CD40FasL inhibits human T cells: evidence for an auto-inhibitory loop-back mechanism
Authors: Dranitzki-Elhalel, M.; Huang, J. H.; Sasson, M.; Rachmilewitz, J.; Parnas, M.; Tykocinski, M. L.
Source: International Immunology, Volume 19, Number 4, 15 April 2007 , pp. 355-363(9)
Publisher: Oxford University Press
Abstract:A chimeric CD40FasL (CD40CD95L) protein was designed with the combined capacities to bind to two surface receptors on activated T cells, CD40 ligand (CD40L; CD154) and Fas receptor (CD95). CD40FasL, once tethered to the cell surface via one of its ends, can transmit a signal via its other end. In principle, simultaneous triggering from both ends is possible, and thus there is the intriguing potential for auto-inhibition if such dual triggering occurs on the same cell itself. Several lines of evidence support this mechanism: (i) CD40FasL is cytotoxic to Fas receptor-positive cell lines of different cell lineages, (ii) CD40FasL's function is potentiated when there is enforced expression of CD40L on target cells, (iii) CD40FasL inhibition does not require intercellular contact, as demonstrated by soft agar clone formation and cell dilution analysis and (iv) introduction of exogenous CD40 into the system interferes with CD40FasL inhibition. Taken together, these data are consistent with a loop-back inhibitory mechanism within individual activated (CD40L and Fas receptor expressing) T cells causing suicide of these T cells. Significantly, this type of fusion protein provides a unique way to confine immunoinhibition to activated T cells.
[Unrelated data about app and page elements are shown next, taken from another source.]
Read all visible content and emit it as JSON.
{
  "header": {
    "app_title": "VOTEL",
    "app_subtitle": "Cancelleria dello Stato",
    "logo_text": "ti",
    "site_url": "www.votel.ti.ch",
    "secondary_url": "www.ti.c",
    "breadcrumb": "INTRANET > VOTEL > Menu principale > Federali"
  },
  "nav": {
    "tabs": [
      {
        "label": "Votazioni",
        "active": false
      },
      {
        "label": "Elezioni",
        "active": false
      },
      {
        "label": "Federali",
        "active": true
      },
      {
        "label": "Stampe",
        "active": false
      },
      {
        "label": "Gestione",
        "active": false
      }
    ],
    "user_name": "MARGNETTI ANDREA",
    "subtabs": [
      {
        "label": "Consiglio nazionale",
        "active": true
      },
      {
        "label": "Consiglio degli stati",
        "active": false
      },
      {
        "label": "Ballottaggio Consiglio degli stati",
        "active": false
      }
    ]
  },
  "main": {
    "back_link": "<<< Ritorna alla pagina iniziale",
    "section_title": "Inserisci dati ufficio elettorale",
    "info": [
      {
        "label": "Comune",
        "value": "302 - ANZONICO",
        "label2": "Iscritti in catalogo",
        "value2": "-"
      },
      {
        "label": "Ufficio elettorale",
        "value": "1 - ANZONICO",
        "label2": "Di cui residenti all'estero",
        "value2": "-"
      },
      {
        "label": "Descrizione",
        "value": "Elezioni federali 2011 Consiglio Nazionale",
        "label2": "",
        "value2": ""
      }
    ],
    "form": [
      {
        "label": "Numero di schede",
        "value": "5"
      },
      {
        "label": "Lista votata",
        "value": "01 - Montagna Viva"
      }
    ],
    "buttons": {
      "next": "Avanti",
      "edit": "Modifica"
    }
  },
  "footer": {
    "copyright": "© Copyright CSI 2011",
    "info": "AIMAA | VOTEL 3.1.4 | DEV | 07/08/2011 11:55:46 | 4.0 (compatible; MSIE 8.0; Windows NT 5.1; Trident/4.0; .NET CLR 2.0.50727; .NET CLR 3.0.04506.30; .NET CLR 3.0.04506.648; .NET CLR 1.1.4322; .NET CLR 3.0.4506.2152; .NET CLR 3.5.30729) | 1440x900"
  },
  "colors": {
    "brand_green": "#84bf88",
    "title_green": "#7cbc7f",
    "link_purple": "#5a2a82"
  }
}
Document Type: Research Article
Publication date: 2007-04-15
- International Immunology publishes a broad range of experimental and theoretical studies in molecular and cellular immunology conducted in laboratories throughout the world.